Love in Vertigo isn't pretty. It's kind of sick, actually—it's based on deception, delusion, and obsession. Relationships end in abandonment or death. Elster murders his wife. Scottie falls in love with a phantom. Madeleine, the object of his obsession, is a fantasy, a fraud. When "Madeleine," really Judy, falls in love with him, she's loving a man who thinks he's in love with someone else. She has to become that someone else to get his love; how's that for a healthy relationship? Scottie can't ever love Judy for who she is; he has to turn her into Madeleine to feel anything at all. Can you even call that love?
The only person with any realistic capacity for love in this film is Scottie's ex, Midge. She's grounded, supportive, and realistic. Good luck with that, Midge.
Questions About Love
- How does Vertigo's ending deliver the film's overall message about love?
- Why does Hitchcock not provide an example of a relationship that's working out?
- What's the deal with Scottie's friendship with Midge?

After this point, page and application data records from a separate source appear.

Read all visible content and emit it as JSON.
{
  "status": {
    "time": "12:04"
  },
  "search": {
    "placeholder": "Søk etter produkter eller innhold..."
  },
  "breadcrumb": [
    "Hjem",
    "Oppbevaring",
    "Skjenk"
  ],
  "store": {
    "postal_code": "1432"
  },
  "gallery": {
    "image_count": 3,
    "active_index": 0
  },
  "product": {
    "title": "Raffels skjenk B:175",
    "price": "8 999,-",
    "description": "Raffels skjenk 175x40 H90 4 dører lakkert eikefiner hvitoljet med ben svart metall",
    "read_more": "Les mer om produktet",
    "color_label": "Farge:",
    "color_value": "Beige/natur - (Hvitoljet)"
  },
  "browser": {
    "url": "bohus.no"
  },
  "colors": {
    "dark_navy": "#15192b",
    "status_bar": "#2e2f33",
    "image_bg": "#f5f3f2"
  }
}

Why don't they ever become more than friends, despite Midge's attempts to win Scottie's heart?
- Does Scottie really love Madeleine, or is it just a sexual obsession?
Chew on This

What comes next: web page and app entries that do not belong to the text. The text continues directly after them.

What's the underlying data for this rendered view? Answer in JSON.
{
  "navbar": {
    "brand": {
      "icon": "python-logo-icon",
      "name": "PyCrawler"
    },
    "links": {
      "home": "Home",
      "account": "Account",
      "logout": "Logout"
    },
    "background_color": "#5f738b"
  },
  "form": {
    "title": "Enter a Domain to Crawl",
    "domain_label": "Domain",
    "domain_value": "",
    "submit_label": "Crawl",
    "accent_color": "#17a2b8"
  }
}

Vertigo is organized around the idea that falling in love is like falling down, and not in a good way.
Vertigo undoes the cinematic conventions that lead us to expect romances to have happy endings.